once a week for about an hour to give your lawn an inch of moisture. Measure water with a rain gauge or place a tuna can under your sprinkler system to catch water. The can is about an inch high, so once it’s full, you’re done watering. You can measure the depth the water by how easy it is to push a dowel or screw driver into the earth to the proper depth. Too hard – water deeper. To easy - you may be overwatering your lawn.
- Make sure the irrigation system is doing its job. Uniform watering can help avoid brown spots and keep turf healthy from root to tip. Check the irrigation system weekly to make sure each section of the turf is being supplied with the appropriate amount of water.
To ensure your lawn gets the most possible water, follow these tips for how often to water your lawn in the summer:
- Be respectful of water restrictions if present in your community.
- The best time to water your lawn in the summer is in the early morning hours, ideally before sunrise. This way, the water has a chance to soak in before the sun dries it out.
- Carefully place your sprinkler or hose to avoid watering the street and sidewalks. This is just a waste of water.
- Monitor the watering to make sure that certain areas aren’t becoming too saturated.
- Don’t forget to account for rain when watering your lawn. If you have had an especially rainy week, you won’t have to water your lawn as much – or at all, if the ground is still moist.
- If you have an irrigation system adjust your timers as weather changes and inspect for damaged or leaking heads.
Once your lawn turns green in the late spring/early summer, timely applications of lawn fertilizer
can help give it a boost to grow strong and healthy throughout the rest of the season. Your lawn care company should use a fertilizer that’s formulated for summer feeding. Properly applied it helps your lawn withstand the heat and drought conditions of summer.
For homeowners caring for their lawn experts recommend fertilizing cool season grasses in the spring and the fall, and warm season grasses in the midsummer. If choosing a lawn care company, they can select the fertilizer formula and use rates needed for the other seasons based on your grass type and your region.
Taking care of your lawn in the summer doesn’t require too many tools. Keep your lawn mower in good working order:
- Regularly sharpen the blades to ensure that the mower is actually cutting the grass, not tearing it, which can weaken the blades
- Set your blades higher in the summer. Cool season grasses should be cut to about 3-4 inches, while warmer season grasses such as bermudagrass and centipedegrass should be mowed at 2-3 inches. If you have a St Augustinegrass lawn mow it at 3-4 inches tall. Cutting the grass too short can damage it and make it more susceptible to heat damage.
The other important tool for summer lawn care is a good irrigation or watering system. Unless you have built-in sprinklers, you will need at least one high-quality sprinkler that can water your lawn evenly.
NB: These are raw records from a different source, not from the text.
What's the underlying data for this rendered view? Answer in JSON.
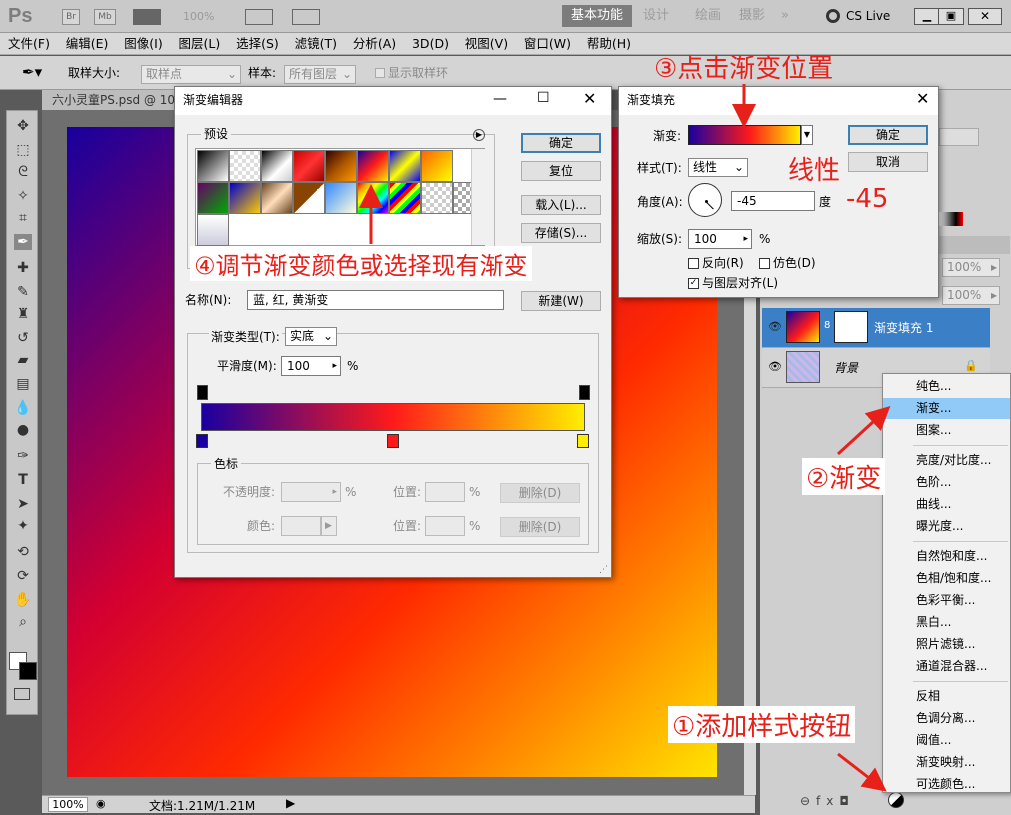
{
  "app": {
    "logo": "Ps",
    "bridge": "Br",
    "minibridge": "Mb",
    "zoom_top": "100%",
    "workspaces": [
      "基本功能",
      "设计",
      "绘画",
      "摄影"
    ],
    "more": "»",
    "cslive": "CS Live"
  },
  "menu": [
    "文件(F)",
    "编辑(E)",
    "图像(I)",
    "图层(L)",
    "选择(S)",
    "滤镜(T)",
    "分析(A)",
    "3D(D)",
    "视图(V)",
    "窗口(W)",
    "帮助(H)"
  ],
  "options": {
    "sample_size_label": "取样大小:",
    "sample_size_value": "取样点",
    "sample_label": "样本:",
    "sample_value": "所有图层",
    "show_ring": "显示取样环"
  },
  "document": {
    "tab": "六小灵童PS.psd @ 100",
    "zoom": "100%",
    "docsize": "文档:1.21M/1.21M"
  },
  "gradient_editor": {
    "title": "渐变编辑器",
    "presets_label": "预设",
    "ok": "确定",
    "reset": "复位",
    "load": "载入(L)...",
    "save": "存储(S)...",
    "name_label": "名称(N):",
    "name_value": "蓝, 红, 黄渐变",
    "new": "新建(W)",
    "type_label": "渐变类型(T):",
    "type_value": "实底",
    "smooth_label": "平滑度(M):",
    "smooth_value": "100",
    "percent": "%",
    "stops_label": "色标",
    "opacity_label": "不透明度:",
    "position_label": "位置:",
    "delete": "删除(D)",
    "color_label": "颜色:",
    "gradient_stops": [
      {
        "color": "#1a00a0",
        "position": 0
      },
      {
        "color": "#ff1a1a",
        "position": 50
      },
      {
        "color": "#ffee00",
        "position": 100
      }
    ]
  },
  "gradient_fill": {
    "title": "渐变填充",
    "gradient_label": "渐变:",
    "style_label": "样式(T):",
    "style_value": "线性",
    "angle_label": "角度(A):",
    "angle_value": "-45",
    "degree": "度",
    "scale_label": "缩放(S):",
    "scale_value": "100",
    "percent": "%",
    "reverse": "反向(R)",
    "dither": "仿色(D)",
    "align": "与图层对齐(L)",
    "ok": "确定",
    "cancel": "取消"
  },
  "layers": {
    "opacity": "100%",
    "fill": "100%",
    "items": [
      {
        "name": "渐变填充 1",
        "selected": true
      },
      {
        "name": "背景",
        "selected": false
      }
    ]
  },
  "context_menu": {
    "groups": [
      [
        "纯色...",
        "渐变...",
        "图案..."
      ],
      [
        "亮度/对比度...",
        "色阶...",
        "曲线...",
        "曝光度..."
      ],
      [
        "自然饱和度...",
        "色相/饱和度...",
        "色彩平衡...",
        "黑白...",
        "照片滤镜...",
        "通道混合器..."
      ],
      [
        "反相",
        "色调分离...",
        "阈值...",
        "渐变映射...",
        "可选颜色..."
      ]
    ],
    "highlighted": "渐变..."
  },
  "annotations": {
    "step1": "①添加样式按钮",
    "step2": "②渐变",
    "step3": "③点击渐变位置",
    "step4": "④调节渐变颜色或选择现有渐变",
    "linear": "线性",
    "angle": "-45"
  }
}
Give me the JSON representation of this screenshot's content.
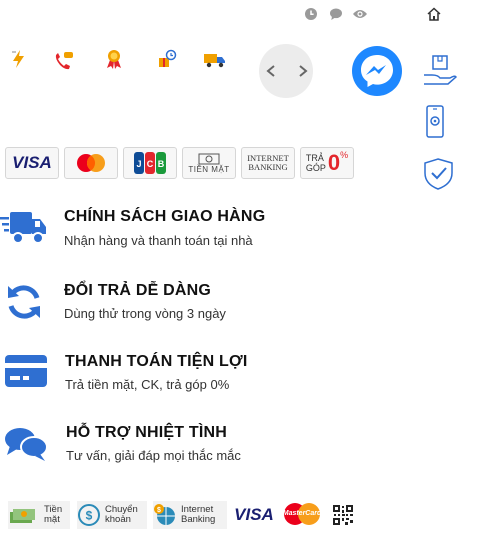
{
  "colors": {
    "brand_blue": "#2f6fd1",
    "messenger": "#1e88ff",
    "red": "#e3262c",
    "orange": "#f0a000"
  },
  "top_icons": [
    "clock-icon",
    "comment-icon",
    "eye-icon",
    "home-icon"
  ],
  "feature_icons": [
    "flash-icon",
    "phone-call-icon",
    "award-ribbon-icon",
    "gift-timer-icon",
    "delivery-truck-icon"
  ],
  "rail_icons": [
    "box-in-hand-icon",
    "phone-settings-icon",
    "shield-check-icon"
  ],
  "payments": {
    "visa": "VISA",
    "cash": "TIỀN MẶT",
    "internet_banking_1": "INTERNET",
    "internet_banking_2": "BANKING",
    "installment_1": "TRẢ",
    "installment_2": "GÓP",
    "installment_value": "0",
    "installment_percent": "%"
  },
  "benefits": [
    {
      "title": "CHÍNH SÁCH GIAO HÀNG",
      "subtitle": "Nhận hàng và thanh toán tại nhà",
      "icon": "delivery-truck-icon"
    },
    {
      "title": "ĐỔI TRẢ DỄ DÀNG",
      "subtitle": "Dùng thử trong vòng 3 ngày",
      "icon": "refresh-icon"
    },
    {
      "title": "THANH TOÁN TIỆN LỢI",
      "subtitle": "Trả tiền mặt, CK, trả góp 0%",
      "icon": "credit-card-icon"
    },
    {
      "title": "HỖ TRỢ NHIỆT TÌNH",
      "subtitle": "Tư vấn, giải đáp mọi thắc mắc",
      "icon": "chat-bubbles-icon"
    }
  ],
  "bottom": {
    "cash_1": "Tiền",
    "cash_2": "mặt",
    "transfer_1": "Chuyển",
    "transfer_2": "khoản",
    "ib_1": "Internet",
    "ib_2": "Banking",
    "visa": "VISA",
    "mastercard": "MasterCard"
  }
}
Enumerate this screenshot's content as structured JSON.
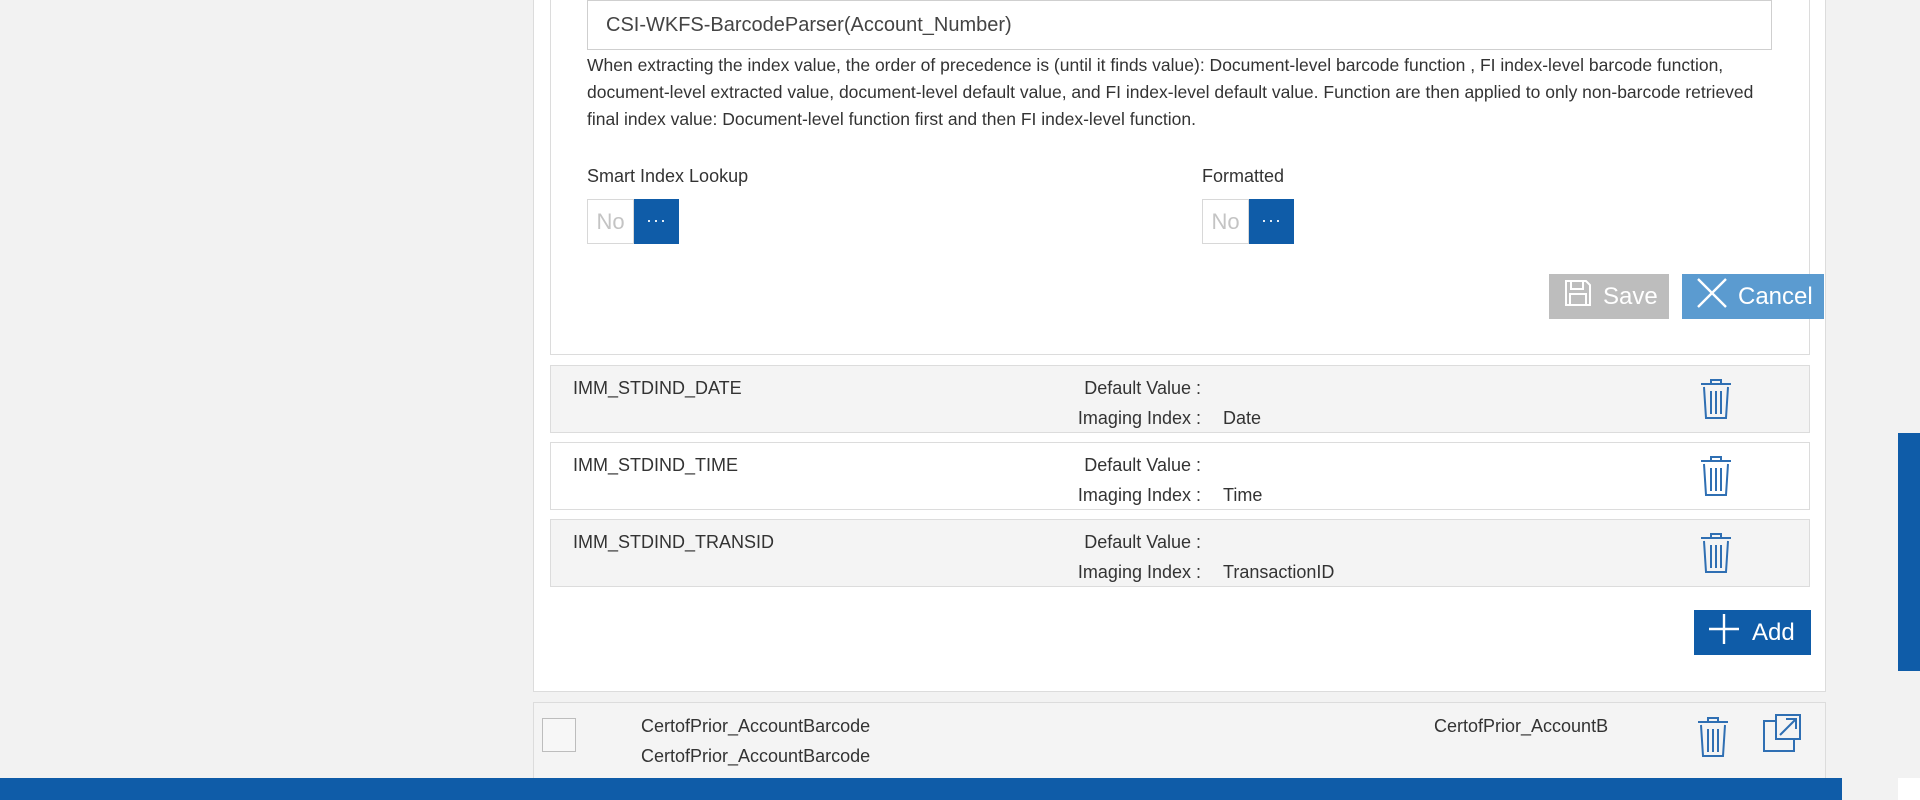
{
  "function_field": {
    "value": "CSI-WKFS-BarcodeParser(Account_Number)"
  },
  "help_text": "When extracting the index value, the order of precedence is (until it finds value): Document-level barcode function , FI index-level barcode function, document-level extracted value, document-level default value, and FI index-level default value. Function are then applied to only non-barcode retrieved final index value: Document-level function first and then FI index-level function.",
  "smart_index_lookup": {
    "label": "Smart Index Lookup",
    "value": "No",
    "button": "···"
  },
  "formatted": {
    "label": "Formatted",
    "value": "No",
    "button": "···"
  },
  "actions": {
    "save_label": "Save",
    "cancel_label": "Cancel",
    "add_label": "Add"
  },
  "index_rows": [
    {
      "name": "IMM_STDIND_DATE",
      "default_label": "Default Value :",
      "default_value": "",
      "imaging_label": "Imaging Index :",
      "imaging_value": "Date"
    },
    {
      "name": "IMM_STDIND_TIME",
      "default_label": "Default Value :",
      "default_value": "",
      "imaging_label": "Imaging Index :",
      "imaging_value": "Time"
    },
    {
      "name": "IMM_STDIND_TRANSID",
      "default_label": "Default Value :",
      "default_value": "",
      "imaging_label": "Imaging Index :",
      "imaging_value": "TransactionID"
    }
  ],
  "list_row": {
    "name_line1": "CertofPrior_AccountBarcode",
    "name_line2": "CertofPrior_AccountBarcode",
    "short_name": "CertofPrior_AccountB"
  },
  "colors": {
    "primary": "#0f5ca8",
    "cancel": "#5b9bd0",
    "disabled": "#bdbdbd"
  },
  "icons": {
    "save": "floppy-disk-icon",
    "cancel": "close-x-icon",
    "delete": "trash-icon",
    "add": "plus-icon",
    "open": "external-link-icon"
  }
}
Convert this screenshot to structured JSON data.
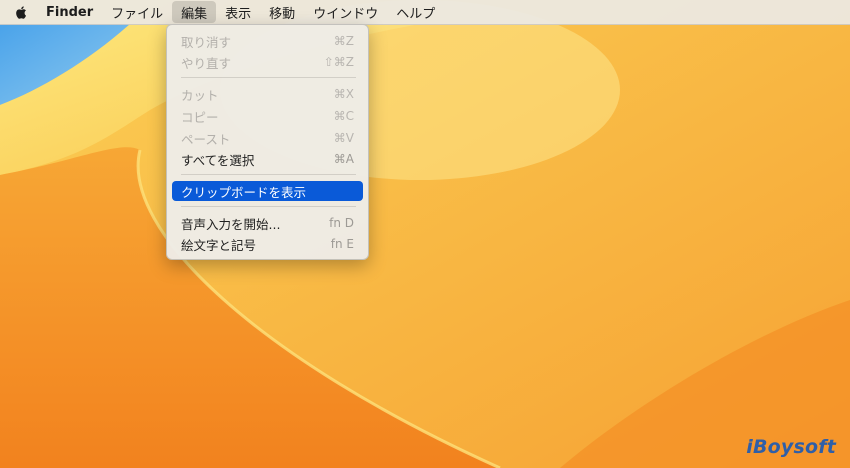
{
  "menubar": {
    "apple_icon": "apple-icon",
    "app_name": "Finder",
    "items": [
      "ファイル",
      "編集",
      "表示",
      "移動",
      "ウインドウ",
      "ヘルプ"
    ],
    "active_item": "編集"
  },
  "edit_menu": {
    "items": [
      {
        "label": "取り消す",
        "shortcut": "⌘Z",
        "enabled": false
      },
      {
        "label": "やり直す",
        "shortcut": "⇧⌘Z",
        "enabled": false
      },
      {
        "label": "カット",
        "shortcut": "⌘X",
        "enabled": false
      },
      {
        "label": "コピー",
        "shortcut": "⌘C",
        "enabled": false
      },
      {
        "label": "ペースト",
        "shortcut": "⌘V",
        "enabled": false
      },
      {
        "label": "すべてを選択",
        "shortcut": "⌘A",
        "enabled": true
      },
      {
        "label": "クリップボードを表示",
        "shortcut": "",
        "enabled": true,
        "highlighted": true
      },
      {
        "label": "音声入力を開始...",
        "shortcut": "fn D",
        "enabled": true
      },
      {
        "label": "絵文字と記号",
        "shortcut": "fn E",
        "enabled": true
      }
    ]
  },
  "colors": {
    "highlight": "#0a5ad8",
    "wallpaper_orange": "#f8992a",
    "wallpaper_blue": "#5aa8e8"
  },
  "watermark": "iBoysoft"
}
If you have a larger yard, invest in several sprinklers to save time and prevent having to move the sprinkler.
There are pros and cons to tackling lawn care yourself or hiring a professional team to keep your lawn looking its best.
Hiring a lawn care service
, frees up your time and allows you to spend precious weekends with your family, not mowing the lawn. Professional lawn-care companies can address a variety of concerns from getting rid of weeds to helping your lawn thicken and green up or even helping with pests such as grubs, webworms, and chinch bugs.
Regardless of whether you opt for a DIY approach or hire professionals, it’s possible to have a beautiful, green lawn all summer long. Just follow these steps, and your neighbors will be asking how you keep your grass so beautiful and how to take care of lawn grass in the summer.